Adopted in 1981, San Francisco has one of the longest standing transit impact fee policies in the United States (here's a handy primer). Developers of "large" for-profit commercial properties have paid a per-square foot fee that has been dedicated to operating and improving San Francisco's MUNI services. Over the summer, a proposal was put forward to expand the fee to encompass for-profit residential development in addition to commercial development.
A few years back, a proposal was killed that would have expanded the fee to hospitals and other land uses that generated significant transit usage. This time around, a coalition of developers argued that the fee would limit the supply of new housing in an already constrained market that's plagued with ever-rising prices.
The fee does impact real estate developer profits, which would be reflected in the price paid by developers to landowners. But what of the developers that have already purchased land at higher rates and would now be subject to an unexpected fee? Well, some developers with projects in the pipeline would be grandfathered in at lower impact fee rates. In addition, all developments have won a reprieve from the fees that were initially proposed, though they'll still have to pay something.
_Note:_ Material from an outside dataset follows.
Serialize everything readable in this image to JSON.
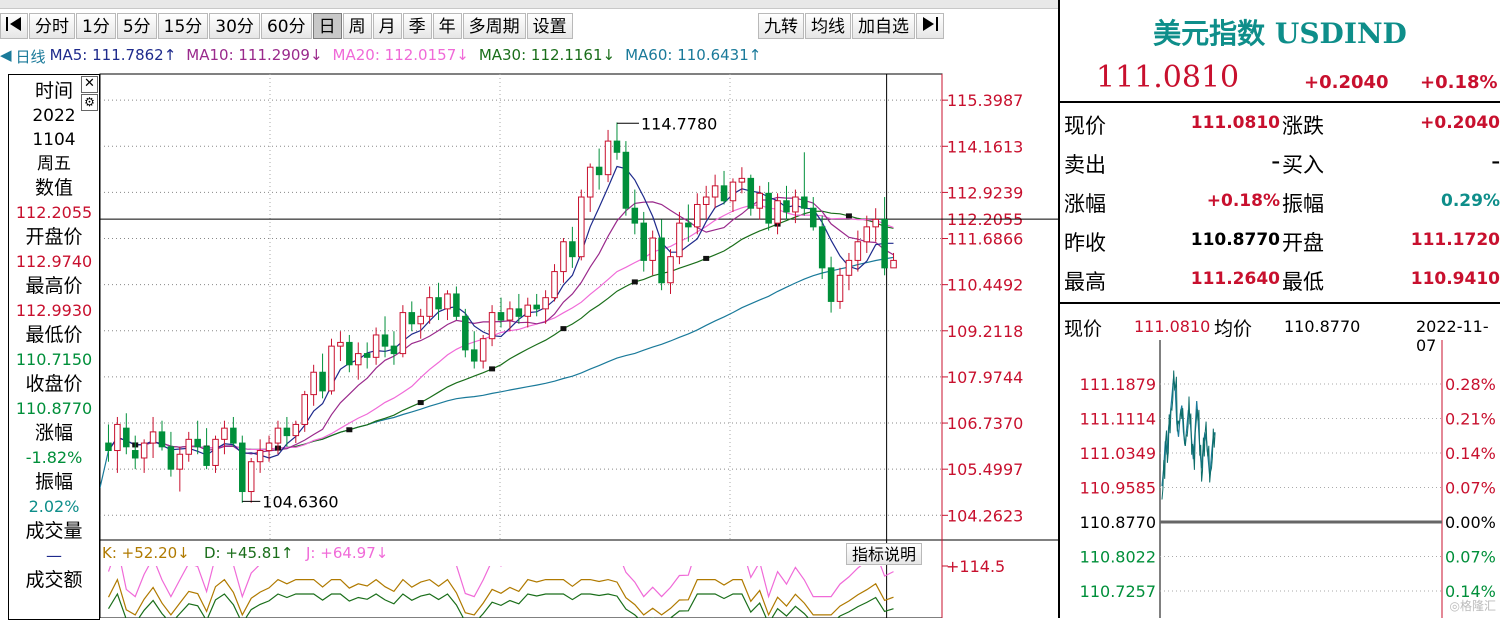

The fee rate increase supported by the committee keeps the current proposed rate at $7.74 per square foot for residential developments under 99 units and increases it to $8.74 for every unit in excess of 99 units. The City’s nexus study found that transit impacts caused by development could legally justify a residential fee, for example, of $30.93.
- Sabatini, SF Examiner, 10/6/15
As proposed, the fee revenue would be used to cover MUNI improvements, including more than $1 billion in planned capital improvements. As noted above, the fee was justified based on the cost imposed by new development on MUNI, which was found to be significantly higher than the fee that will be imposed. It is noteworthy that, though it does capture revenue, the justification does not reflect the value added by MUNI to new development.
The SF Board of Supervisors (=city council) will vote on the modified transit impact fee proposal on October 19th, 2015.
Ian Carlton is a transportation and land use expert specializing in transit-oriented development (TOD). He helps clients - including transit agencies, planning departments, and landowners - optimize real estate development around transit.
Special thanks to Burt Gregory at Mithun for permission to use the Portland Streetcar image above.